The first Kieslowski film I saw was Gadajace Glowy (Talking Heads). Our lecturer helped us appreciate Kieslowski's warmth as a filmmaker. The documentary evinces the dignity of the interview subjects. It asks fixed questions about everyday Polish life. Yet somehow it captures the surrounding air in the interview settings. It is precious and charged.
Kieslowski’s detailed grounding in documentary informs the continuity of surveillance in Dekalog. We watch unwary figures from afar all the time. These moments appear as glimpses in their mundane routines. The seen matter has relatable urgency. We stare through transparent surfaces, slits, oblique and irregular frames. It does not feel like we are stealing access and gaining control over a stranger. Though we must know we are. It seems like a compulsion.
It would be hypocritical to prescribe against passionate spectatorship. Dekalog is an obsessive observation itself.
And that’s why Kieslowski embeds character Artur Barcis in every installment. The mysterious young man witnesses critical story moments from within the scene. He is the eye of the storm. What's his business there? Is he a proxy for the master author? Is he representing the audience as impotent observers? Is he a symbol of unknowable otherness? He stands by with ambiguous expressions and is allowed no dialogue.
Kieslowski’s Dekalog doesn't feel as corrective as the commandments it’s modelled on. It follows and describes the volatile ‘being’ of a body, without judgment. We inhabit pleasurable delusions of abandon. They are not shameful lessons. Episode III might be my favourite cinematic portrayal of useless, fanciful adventure. Ewa confesses to Janusz, “there’s been a few lies today.” There’s something human about wanting what’s impossible and pretending, for a while, that it will materialize. Kieslowski's project preserves accounts of everyday souls more than it advocates ways to live.
This series is reminiscent of a balanced short story collection. The freedom of different cinematographers affords a rich mix of tones. The vignettes are efficient and cogent. The whole work provides uplifting and plaintive conclusions. The episodes end like weighted short stories: after the plane has begun nosediving. There is always more than one character who will confront the complex problems in the aftermath. It’s hard to imagine a TV series like The Wire without this precedent.

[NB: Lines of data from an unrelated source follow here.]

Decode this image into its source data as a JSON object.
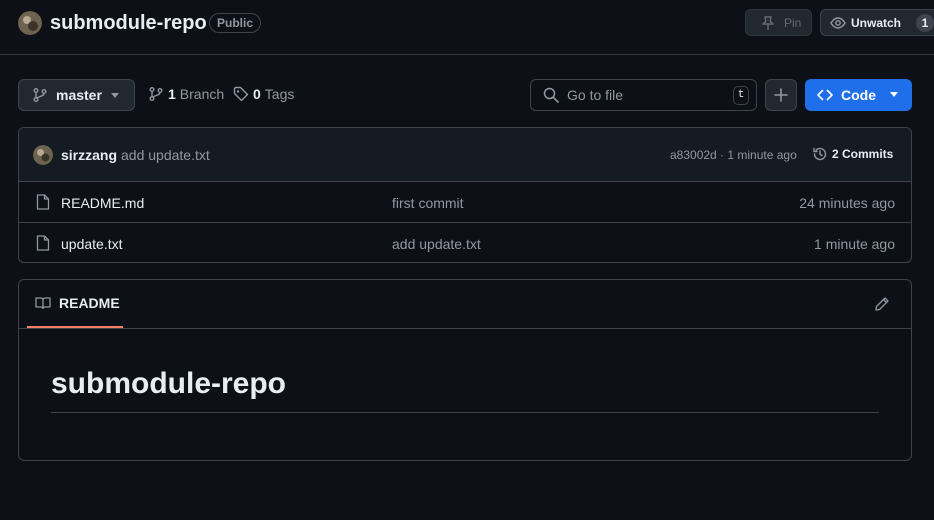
{
  "header": {
    "repo_name": "submodule-repo",
    "visibility": "Public",
    "pin_label": "Pin",
    "unwatch_label": "Unwatch",
    "watch_count": "1"
  },
  "toolbar": {
    "branch": "master",
    "branch_count": "1",
    "branch_label": "Branch",
    "tag_count": "0",
    "tag_label": "Tags",
    "go_to_file_placeholder": "Go to file",
    "go_to_file_shortcut": "t",
    "code_label": "Code"
  },
  "latest_commit": {
    "author": "sirzzang",
    "message": "add update.txt",
    "meta": "a83002d · 1 minute ago",
    "commit_count_label": "2 Commits"
  },
  "files": [
    {
      "name": "README.md",
      "commit": "first commit",
      "age": "24 minutes ago"
    },
    {
      "name": "update.txt",
      "commit": "add update.txt",
      "age": "1 minute ago"
    }
  ],
  "readme": {
    "tab_label": "README",
    "heading": "submodule-repo"
  },
  "colors": {
    "background": "#0d1117",
    "accent": "#1f6feb",
    "tab_underline": "#f78166"
  }
}
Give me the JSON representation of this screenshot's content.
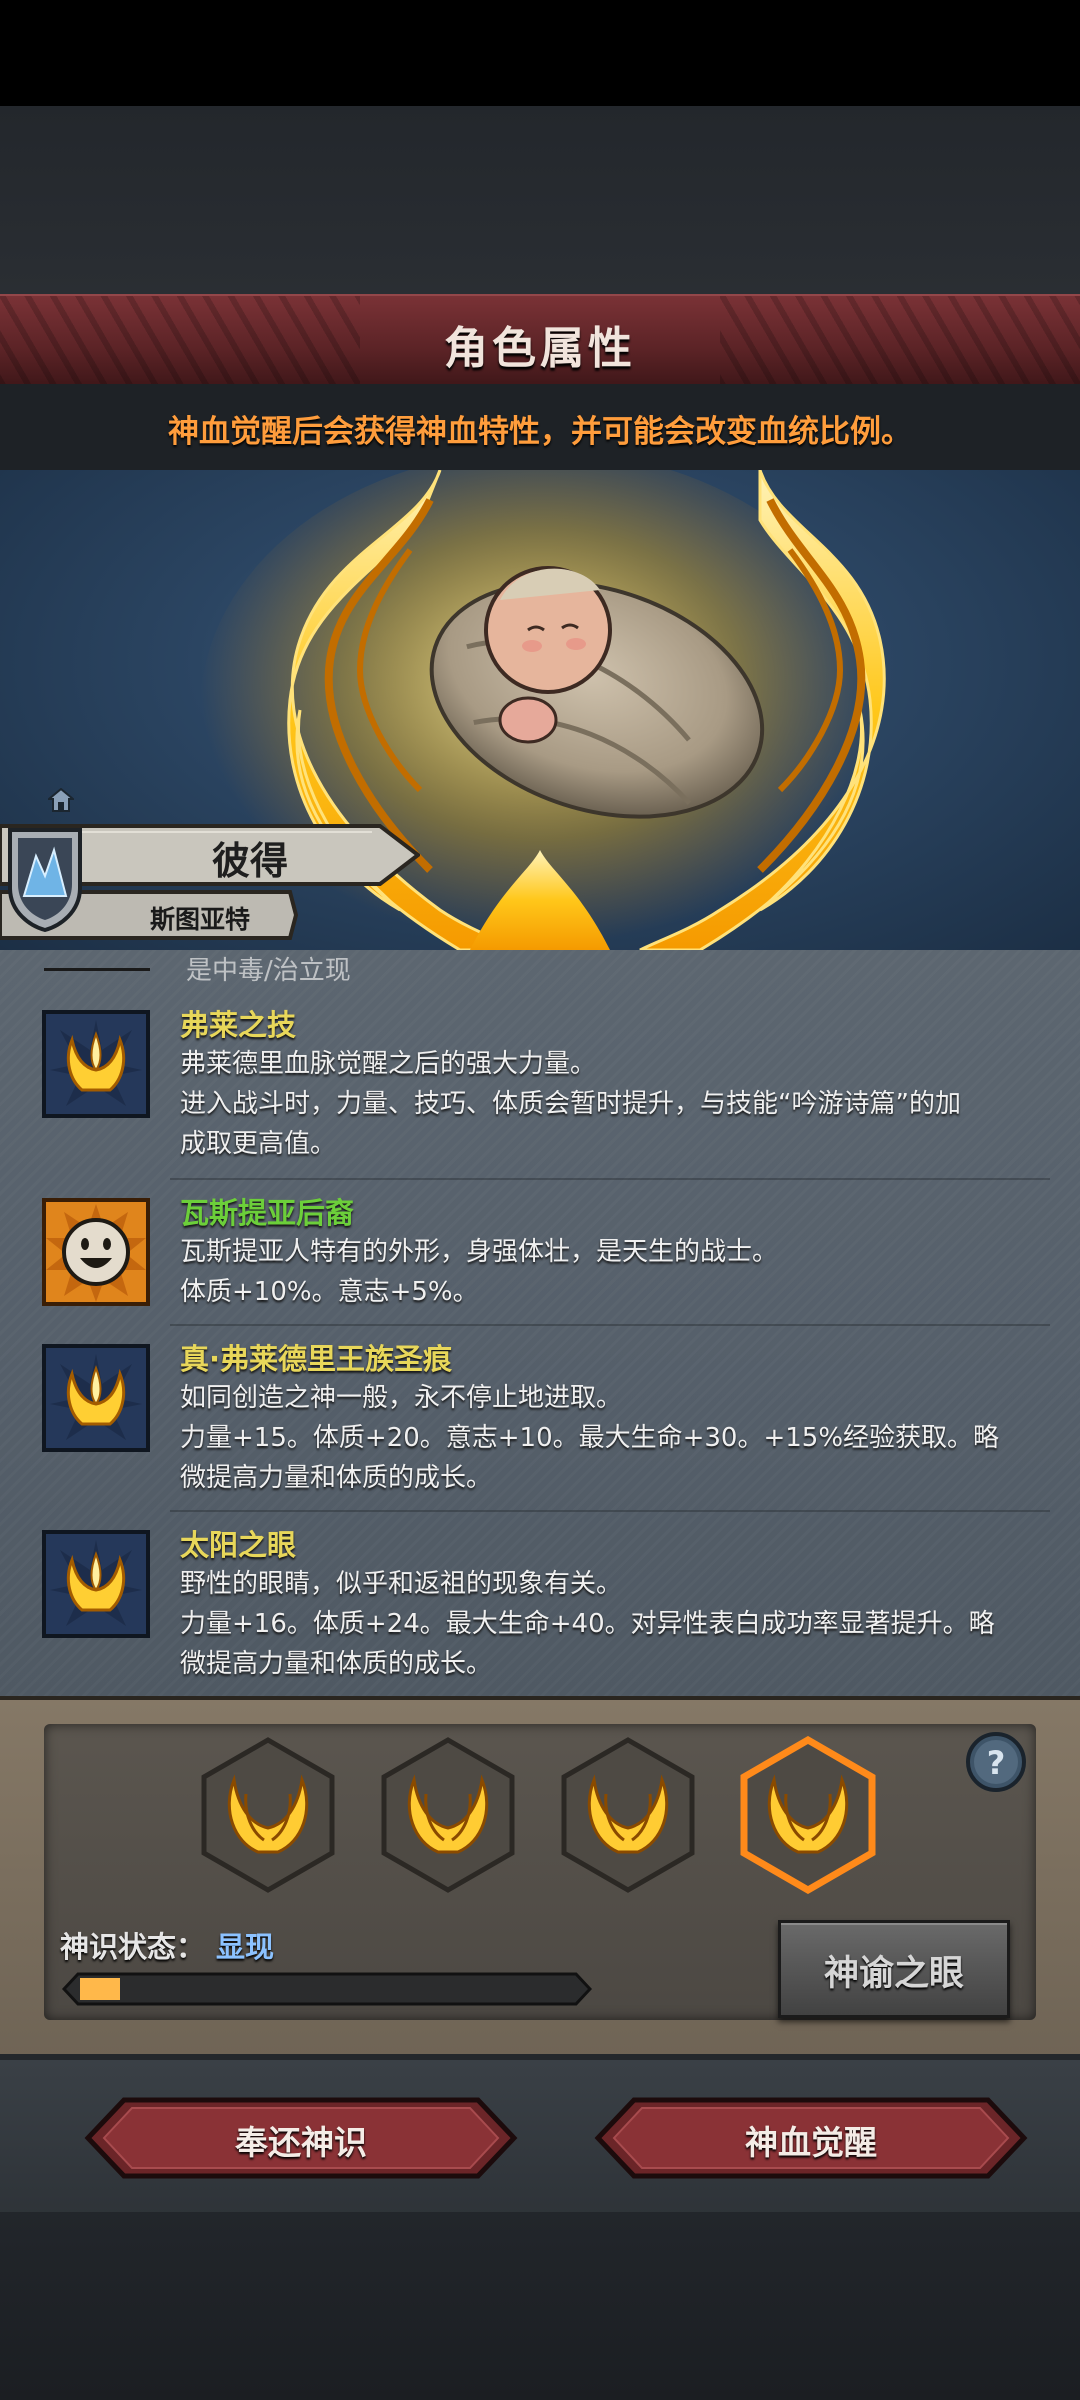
{
  "header": {
    "title": "角色属性",
    "subtitle": "神血觉醒后会获得神血特性，并可能会改变血统比例。"
  },
  "character": {
    "name": "彼得",
    "origin": "斯图亚特"
  },
  "traits": {
    "cut_off_text": "是中毒/治立现",
    "items": [
      {
        "name": "弗莱之技",
        "name_color": "#e8d75a",
        "icon": "golden-crown-flame-icon",
        "lines": [
          "弗莱德里血脉觉醒之后的强大力量。",
          "进入战斗时，力量、技巧、体质会暂时提升，与技能“吟游诗篇”的加",
          "成取更高值。"
        ]
      },
      {
        "name": "瓦斯提亚后裔",
        "name_color": "#6ccf3a",
        "icon": "smiling-face-icon",
        "lines": [
          "瓦斯提亚人特有的外形，身强体壮，是天生的战士。",
          "体质+10%。意志+5%。"
        ]
      },
      {
        "name": "真·弗莱德里王族圣痕",
        "name_color": "#e8d75a",
        "icon": "golden-crown-flame-icon",
        "lines": [
          "如同创造之神一般，永不停止地进取。",
          "力量+15。体质+20。意志+10。最大生命+30。+15%经验获取。略",
          "微提高力量和体质的成长。"
        ]
      },
      {
        "name": "太阳之眼",
        "name_color": "#e8d75a",
        "icon": "golden-crown-flame-icon",
        "lines": [
          "野性的眼睛，似乎和返祖的现象有关。",
          "力量+16。体质+24。最大生命+40。对异性表白成功率显著提升。略",
          "微提高力量和体质的成长。"
        ]
      }
    ]
  },
  "divine": {
    "status_label": "神识状态：",
    "status_value": "显现",
    "progress": 0.08,
    "selected_slot": 4,
    "slots": [
      "golden-wings-icon",
      "golden-wings-icon",
      "golden-wings-icon",
      "golden-wings-icon"
    ],
    "oracle_button": "神谕之眼"
  },
  "actions": {
    "return_button": "奉还神识",
    "awaken_button": "神血觉醒"
  },
  "colors": {
    "accent_orange": "#ff9d3c",
    "title_red": "#5b2326",
    "status_blue": "#8cc2ff",
    "progress_fill": "#ffb84a"
  }
}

The moral mess that we’ve spectated is salutary. This point of no return, which might become catharsis, seems key to Kieslowski’s enterprise. The stories bring difficult losses of innocence and even material sacrifice. The community of relations must confront what was hidden to heal and grow together. Greater openness for their future is the only consolation. Dekalog testifies to human confusion and the unavoidable collisions of fate. It is not urging virtues or spiritual cleanliness. So what does this portrayal of sin do? It enlightens. It pries open your outlook and makes you empathise with being.
You exit the cinema for intermission and the first thing you see is a Criterion Dekalog poster in the lobby. It shows a cluster of ten black boxes printed, uncannily, like a crossword. But is this appearance a coincidence or just confirmation bias? Or maybe you’ve somehow observed this poster already and it’s only now registering? Or is it supposed to be a neo-crucifix or a misshapen tetris piece? This association of boxes is the luring complex of the film.